TASK DETAILS: Quote the records below in full, exactly as given, with the images taken out.

SOURCE DATA:
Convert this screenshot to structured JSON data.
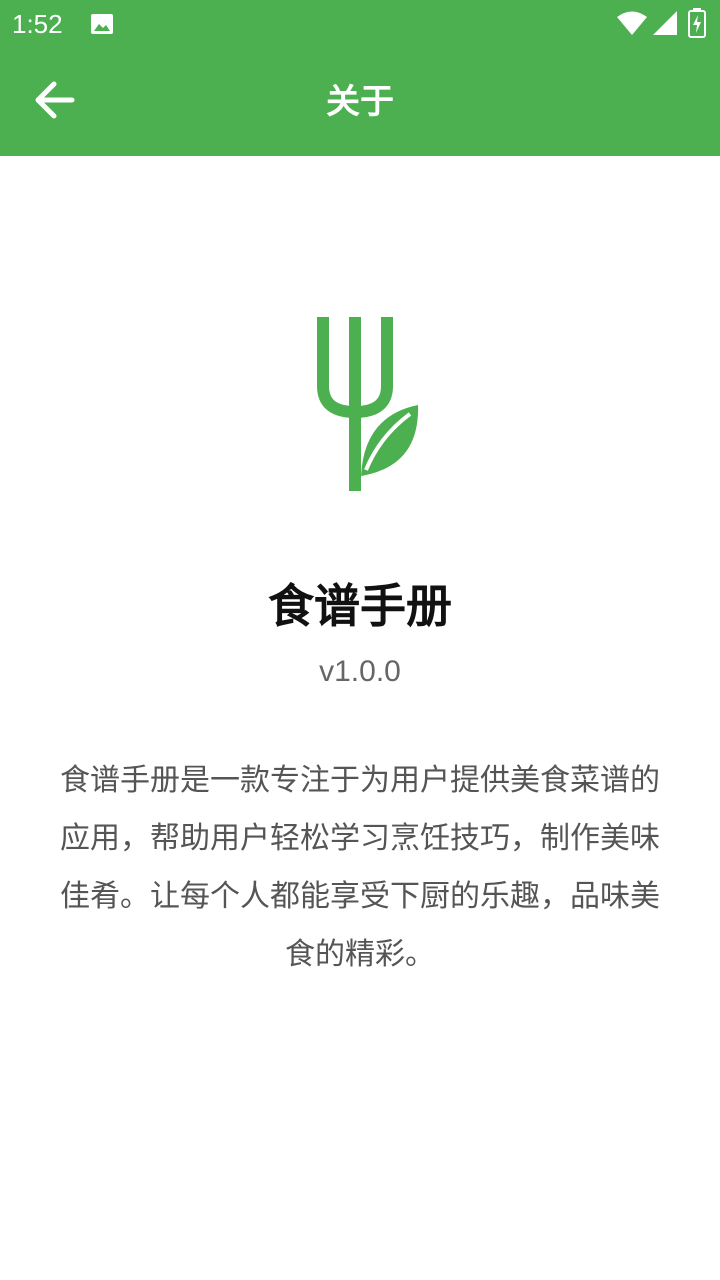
{
  "status_bar": {
    "time": "1:52",
    "icons": [
      "image-icon",
      "wifi-icon",
      "signal-icon",
      "battery-charging-icon"
    ]
  },
  "app_bar": {
    "title": "关于",
    "back_icon": "arrow-left-icon"
  },
  "about": {
    "logo_icon": "fork-leaf-icon",
    "app_name": "食谱手册",
    "version": "v1.0.0",
    "description": "食谱手册是一款专注于为用户提供美食菜谱的应用，帮助用户轻松学习烹饪技巧，制作美味佳肴。让每个人都能享受下厨的乐趣，品味美食的精彩。"
  },
  "colors": {
    "primary": "#4caf50",
    "text_dark": "#111111",
    "text_muted": "#666666"
  }
}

RESULT FOR THIS TASK:
Convert this screenshot to structured JSON data.
{
  "status_bar": {
    "time": "1:52",
    "icons": [
      "image-icon",
      "wifi-icon",
      "signal-icon",
      "battery-charging-icon"
    ]
  },
  "app_bar": {
    "title": "关于",
    "back_icon": "arrow-left-icon"
  },
  "about": {
    "logo_icon": "fork-leaf-icon",
    "app_name": "食谱手册",
    "version": "v1.0.0",
    "description": "食谱手册是一款专注于为用户提供美食菜谱的应用，帮助用户轻松学习烹饪技巧，制作美味佳肴。让每个人都能享受下厨的乐趣，品味美食的精彩。"
  },
  "colors": {
    "primary": "#4caf50",
    "text_dark": "#111111",
    "text_muted": "#666666"
  }
}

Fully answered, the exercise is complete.